When I was pastoring I would regularly receive Christian junk mail inviting me to this conference or that event where God was going to do something “awesome”, “extraordinary” or “new”. This conference or event would be a gamechanger that would see my church and I enter a new phase in which mindblowing things would happen. I longed to receive a flyer that declared God was going to work in very ordinary ways, that this event was not going to be a gamechanger, and that this year God would do lots of very ordinary things but nothing extraordinary.
It seems to me that most of the time what God does is work in pretty ordinary ways. My character is rarely grown by attending an awesome conference where breakthroughs happen at a rapid pace, but is grown slowly and incrementally as I am stretched, challenged and changed by the realities painful, mundane and joyful of life.[quote]Therefore, since we are justified by faith, we have peace with God through our Lord Jesus Christ, through whom we have obtained access to this grace in which we stand; and we boast in our hope of sharing the glory of God. And not only that, but we also boast in our sufferings, knowing that suffering produces endurance, and endurance produces character, and character produces hope, and hope does not disappoint us, because God’s love has been poured into our hearts through the Holy Spirit that has been given to us. Romans 5:1-5 [/quote] [quote]I want to know Christ and the power of his resurrection and the sharing of his sufferings by becoming like him in his death, if somehow I may attain the resurrection from the dead. Not that I have already obtained this or have already reached the goal; but I press on to make it my own, because Christ Jesus has made me his own. Beloved, I do not consider that I have made it my own; but this one thing I do: forgetting what lies behind and straining forward to what lies ahead, I press on toward the goal for the prize of the heavenly call of God in Christ Jesus. Philippians 3:10-14[/quote]
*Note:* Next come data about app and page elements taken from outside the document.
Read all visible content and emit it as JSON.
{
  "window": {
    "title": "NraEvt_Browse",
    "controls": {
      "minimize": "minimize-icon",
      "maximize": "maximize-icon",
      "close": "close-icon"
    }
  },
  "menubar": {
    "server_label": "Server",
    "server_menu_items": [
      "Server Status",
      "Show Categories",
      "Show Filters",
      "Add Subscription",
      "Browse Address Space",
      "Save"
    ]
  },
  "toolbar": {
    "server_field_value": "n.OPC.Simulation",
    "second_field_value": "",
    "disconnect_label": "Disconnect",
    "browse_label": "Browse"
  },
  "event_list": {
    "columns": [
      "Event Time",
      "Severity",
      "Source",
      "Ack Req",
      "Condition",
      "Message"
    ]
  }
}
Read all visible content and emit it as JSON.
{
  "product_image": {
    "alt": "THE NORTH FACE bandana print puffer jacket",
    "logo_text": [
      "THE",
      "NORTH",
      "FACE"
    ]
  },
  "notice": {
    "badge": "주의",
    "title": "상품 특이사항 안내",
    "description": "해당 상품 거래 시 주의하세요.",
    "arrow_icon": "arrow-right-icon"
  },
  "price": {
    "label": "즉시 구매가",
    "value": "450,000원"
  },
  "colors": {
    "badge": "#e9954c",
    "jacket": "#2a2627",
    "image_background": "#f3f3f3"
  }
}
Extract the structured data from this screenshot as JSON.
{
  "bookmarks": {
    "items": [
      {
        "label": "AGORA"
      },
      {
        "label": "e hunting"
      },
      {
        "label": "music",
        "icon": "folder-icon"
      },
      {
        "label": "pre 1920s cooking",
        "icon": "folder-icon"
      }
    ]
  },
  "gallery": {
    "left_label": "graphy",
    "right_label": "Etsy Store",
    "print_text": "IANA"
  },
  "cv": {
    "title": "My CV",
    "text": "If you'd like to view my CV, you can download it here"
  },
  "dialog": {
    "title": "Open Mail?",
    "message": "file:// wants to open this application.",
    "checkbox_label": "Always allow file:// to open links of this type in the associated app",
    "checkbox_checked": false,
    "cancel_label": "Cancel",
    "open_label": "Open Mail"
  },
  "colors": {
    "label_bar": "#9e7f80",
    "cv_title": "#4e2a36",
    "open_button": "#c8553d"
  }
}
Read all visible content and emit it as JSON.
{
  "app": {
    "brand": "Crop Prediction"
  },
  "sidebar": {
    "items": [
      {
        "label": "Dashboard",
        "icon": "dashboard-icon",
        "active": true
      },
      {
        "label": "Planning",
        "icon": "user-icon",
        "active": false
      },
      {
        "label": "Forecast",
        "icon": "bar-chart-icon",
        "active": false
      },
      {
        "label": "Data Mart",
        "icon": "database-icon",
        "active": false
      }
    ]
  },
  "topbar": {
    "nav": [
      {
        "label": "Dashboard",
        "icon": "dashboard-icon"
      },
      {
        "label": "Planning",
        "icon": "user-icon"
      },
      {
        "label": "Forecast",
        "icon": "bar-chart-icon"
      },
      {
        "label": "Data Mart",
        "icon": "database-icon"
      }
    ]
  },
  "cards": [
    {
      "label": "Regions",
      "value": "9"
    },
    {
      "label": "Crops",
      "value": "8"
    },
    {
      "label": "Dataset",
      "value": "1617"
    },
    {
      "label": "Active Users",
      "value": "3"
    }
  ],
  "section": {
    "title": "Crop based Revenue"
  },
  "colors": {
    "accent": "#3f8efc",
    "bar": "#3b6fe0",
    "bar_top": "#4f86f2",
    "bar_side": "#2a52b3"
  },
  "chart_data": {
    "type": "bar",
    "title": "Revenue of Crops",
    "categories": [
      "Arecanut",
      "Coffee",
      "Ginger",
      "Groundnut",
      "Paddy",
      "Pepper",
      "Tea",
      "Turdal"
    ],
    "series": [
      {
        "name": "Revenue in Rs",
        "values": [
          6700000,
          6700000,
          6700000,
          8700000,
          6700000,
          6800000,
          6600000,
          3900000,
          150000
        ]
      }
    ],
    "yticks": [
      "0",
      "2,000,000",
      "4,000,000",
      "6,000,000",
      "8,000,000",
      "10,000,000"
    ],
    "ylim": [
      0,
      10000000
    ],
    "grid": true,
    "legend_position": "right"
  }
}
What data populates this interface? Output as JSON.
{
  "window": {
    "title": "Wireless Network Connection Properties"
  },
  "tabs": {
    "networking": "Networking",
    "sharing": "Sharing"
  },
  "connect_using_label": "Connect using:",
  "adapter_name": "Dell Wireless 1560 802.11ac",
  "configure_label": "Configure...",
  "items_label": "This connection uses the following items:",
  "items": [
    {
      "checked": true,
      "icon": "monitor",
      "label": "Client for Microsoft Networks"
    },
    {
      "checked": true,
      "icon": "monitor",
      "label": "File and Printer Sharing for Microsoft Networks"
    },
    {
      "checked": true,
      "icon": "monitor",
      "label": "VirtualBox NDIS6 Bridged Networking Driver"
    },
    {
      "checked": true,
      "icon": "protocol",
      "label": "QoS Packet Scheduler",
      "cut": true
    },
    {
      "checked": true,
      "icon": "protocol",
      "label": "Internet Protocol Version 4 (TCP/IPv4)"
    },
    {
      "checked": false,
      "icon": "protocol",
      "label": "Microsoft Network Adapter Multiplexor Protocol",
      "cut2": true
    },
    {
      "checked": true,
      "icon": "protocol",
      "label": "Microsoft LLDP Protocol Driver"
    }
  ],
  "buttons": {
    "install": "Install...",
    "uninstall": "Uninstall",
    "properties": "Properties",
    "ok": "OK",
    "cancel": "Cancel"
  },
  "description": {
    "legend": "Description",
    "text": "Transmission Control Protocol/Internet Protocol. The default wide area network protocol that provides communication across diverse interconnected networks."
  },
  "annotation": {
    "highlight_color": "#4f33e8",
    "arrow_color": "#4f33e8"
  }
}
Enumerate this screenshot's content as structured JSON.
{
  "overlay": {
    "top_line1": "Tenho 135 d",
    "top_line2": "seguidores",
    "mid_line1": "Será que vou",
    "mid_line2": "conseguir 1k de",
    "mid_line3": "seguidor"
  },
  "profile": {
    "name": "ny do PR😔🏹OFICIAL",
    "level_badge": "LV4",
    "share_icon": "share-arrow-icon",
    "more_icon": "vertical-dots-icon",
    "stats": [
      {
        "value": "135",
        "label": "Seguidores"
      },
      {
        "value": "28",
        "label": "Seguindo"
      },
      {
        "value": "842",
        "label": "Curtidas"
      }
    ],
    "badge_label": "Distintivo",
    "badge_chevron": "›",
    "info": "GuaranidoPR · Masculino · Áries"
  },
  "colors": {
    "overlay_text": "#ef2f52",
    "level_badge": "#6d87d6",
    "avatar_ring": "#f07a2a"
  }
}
Similarly, while the initial outpouring of the Spirit at Pentecost ushered in a burst of rapid growth for the church in which thousands of people came to faith, this did not become the norm. The New Testament letters suggest witness could be challenging and resistance to the gospel strong.
Underlying the preoccupation with things being extraordinary is the assumption that there is something wrong with the ordinary, but the ordinary is what we inhabit. It is by definition the world of the everyday, the stuff that usually happens day in and day out. The stuff we face each morning when we get out of bed – the joy of the sun shining on our face; the challenge to love generously in the midst of that difficult relationship in our home, workplace or church; the problem that doesn’t go away; a beer with friends. That’s where I need to meet God. It’s in this ordinary world that I want to thank God for ordinary pleasures and unexpected surprises and ask God’s strength to face the challenges of ordinary life.
Or what of the urge to discover the “supernatural”? What’s wrong with the “natural”? God didn’t create me to be a superhuman, but a human. God didn’t create me to live a supernatural life, but a very natural one. So I want to become the best human being I can be, where my glory is not found by abandoning my humanity to let supernatural power flow in and through me, but by using the capacities God has given me to be a loving presence in my world.
God does do amazing things, but these are mostly ordinary things – the rising of the sun; the gift of hope in the midst of suffering; the incremental changes that see us becoming more like Jesus; the gradual realisation of who Jesus is that leads a person to become his follower.
Yes God does do extraordinary, massive, sudden, game changing things, but these are by definition out of the ordinary. The ordinary is the world I live in day-by-day and it’s here more than anywhere I need my God to do very ordinary things.